Assigned task
Give the data below again exactly, and drop each picture from it.

Web page and app entries
────────────────
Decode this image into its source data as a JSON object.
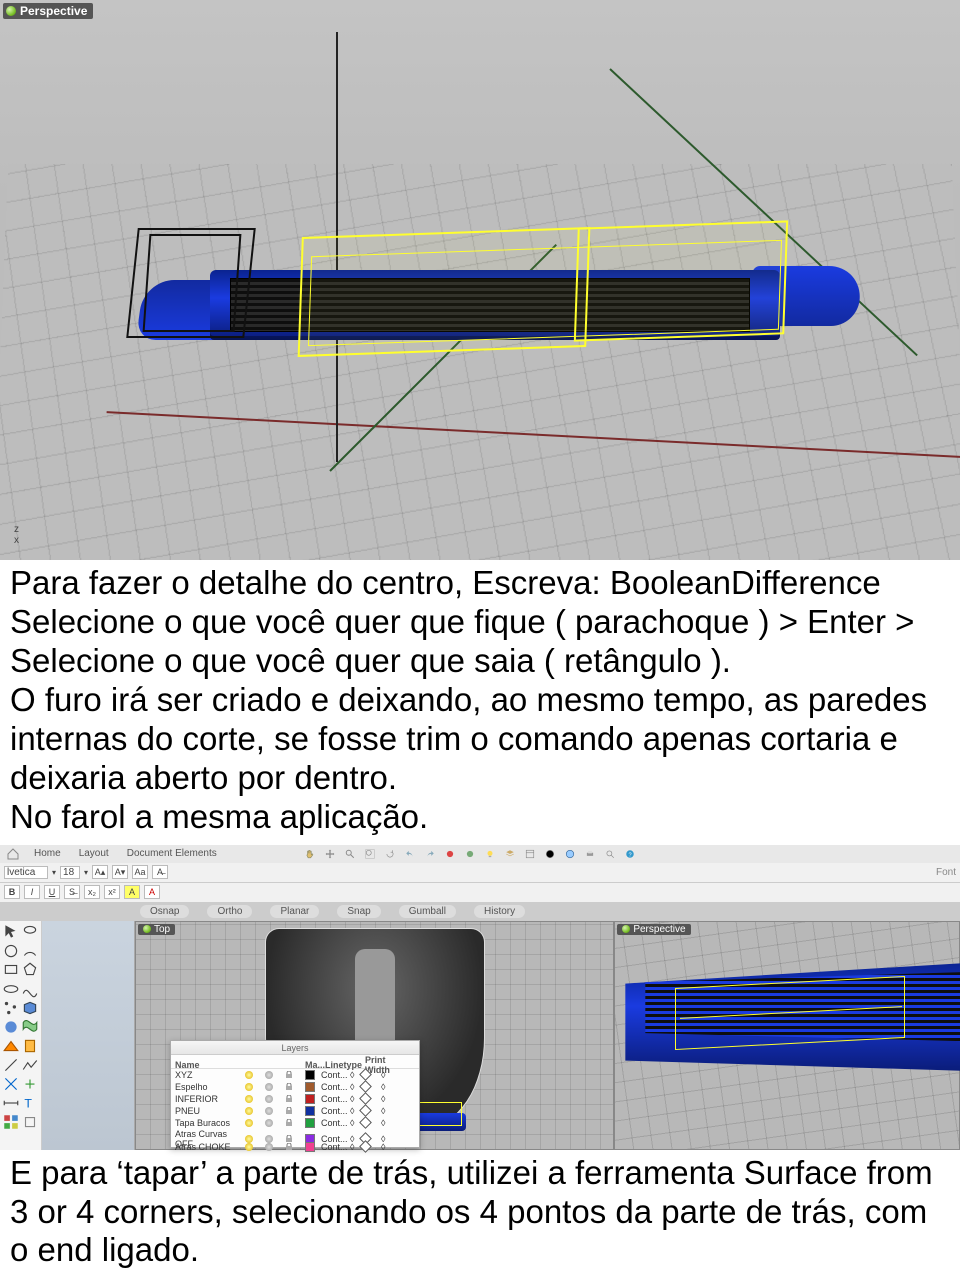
{
  "viewport1": {
    "label": "Perspective",
    "gizmo": "z\nx"
  },
  "paragraph1": "Para fazer o detalhe do centro, Escreva: BooleanDifference Selecione o que você quer que fique ( parachoque ) > Enter > Selecione o que você quer que saia ( retângulo ).\nO furo irá ser criado e deixando, ao mesmo tempo, as paredes internas do corte, se fosse trim o comando apenas cortaria e deixaria aberto por dentro.\nNo farol a mesma aplicação.",
  "app": {
    "tabs": [
      "Home",
      "Layout",
      "Document Elements"
    ],
    "font_label": "Font",
    "font_name": "lvetica",
    "font_size": "18",
    "snap": [
      "Osnap",
      "Ortho",
      "Planar",
      "Snap",
      "Gumball",
      "History"
    ],
    "viewTop": "Top",
    "viewPersp": "Perspective",
    "layers_panel": {
      "title": "Layers",
      "columns": [
        "Name",
        "",
        "Ma...",
        "Linetype",
        "Print Width"
      ],
      "rows": [
        {
          "name": "XYZ",
          "color": "#000000",
          "linetype": "Cont... ◊",
          "print": "◊"
        },
        {
          "name": "Espelho",
          "color": "#a05a2c",
          "linetype": "Cont... ◊",
          "print": "◊"
        },
        {
          "name": "INFERIOR",
          "color": "#c02020",
          "linetype": "Cont... ◊",
          "print": "◊"
        },
        {
          "name": "PNEU",
          "color": "#1030a0",
          "linetype": "Cont... ◊",
          "print": "◊"
        },
        {
          "name": "Tapa Buracos",
          "color": "#20a040",
          "linetype": "Cont... ◊",
          "print": "◊"
        },
        {
          "name": "Atras Curvas OFF",
          "color": "#8a2be2",
          "linetype": "Cont... ◊",
          "print": "◊"
        },
        {
          "name": "Atras CHOKE",
          "color": "#f04090",
          "linetype": "Cont... ◊",
          "print": "◊"
        }
      ]
    }
  },
  "paragraph2": "E para ‘tapar’ a parte de trás, utilizei a ferramenta Surface from 3 or 4 corners, selecionando os 4 pontos da parte de trás, com o end ligado."
}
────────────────
Your response
Decode this image into its source data as a JSON object.
{
  "viewport1": {
    "label": "Perspective",
    "gizmo": "z\nx"
  },
  "paragraph1": "Para fazer o detalhe do centro, Escreva: BooleanDifference Selecione o que você quer que fique ( parachoque ) > Enter > Selecione o que você quer que saia ( retângulo ).\nO furo irá ser criado e deixando, ao mesmo tempo, as paredes internas do corte, se fosse trim o comando apenas cortaria e deixaria aberto por dentro.\nNo farol a mesma aplicação.",
  "app": {
    "tabs": [
      "Home",
      "Layout",
      "Document Elements"
    ],
    "font_label": "Font",
    "font_name": "lvetica",
    "font_size": "18",
    "snap": [
      "Osnap",
      "Ortho",
      "Planar",
      "Snap",
      "Gumball",
      "History"
    ],
    "viewTop": "Top",
    "viewPersp": "Perspective",
    "layers_panel": {
      "title": "Layers",
      "columns": [
        "Name",
        "",
        "Ma...",
        "Linetype",
        "Print Width"
      ],
      "rows": [
        {
          "name": "XYZ",
          "color": "#000000",
          "linetype": "Cont... ◊",
          "print": "◊"
        },
        {
          "name": "Espelho",
          "color": "#a05a2c",
          "linetype": "Cont... ◊",
          "print": "◊"
        },
        {
          "name": "INFERIOR",
          "color": "#c02020",
          "linetype": "Cont... ◊",
          "print": "◊"
        },
        {
          "name": "PNEU",
          "color": "#1030a0",
          "linetype": "Cont... ◊",
          "print": "◊"
        },
        {
          "name": "Tapa Buracos",
          "color": "#20a040",
          "linetype": "Cont... ◊",
          "print": "◊"
        },
        {
          "name": "Atras Curvas OFF",
          "color": "#8a2be2",
          "linetype": "Cont... ◊",
          "print": "◊"
        },
        {
          "name": "Atras CHOKE",
          "color": "#f04090",
          "linetype": "Cont... ◊",
          "print": "◊"
        }
      ]
    }
  },
  "paragraph2": "E para ‘tapar’ a parte de trás, utilizei a ferramenta Surface from 3 or 4 corners, selecionando os 4 pontos da parte de trás, com o end ligado."
}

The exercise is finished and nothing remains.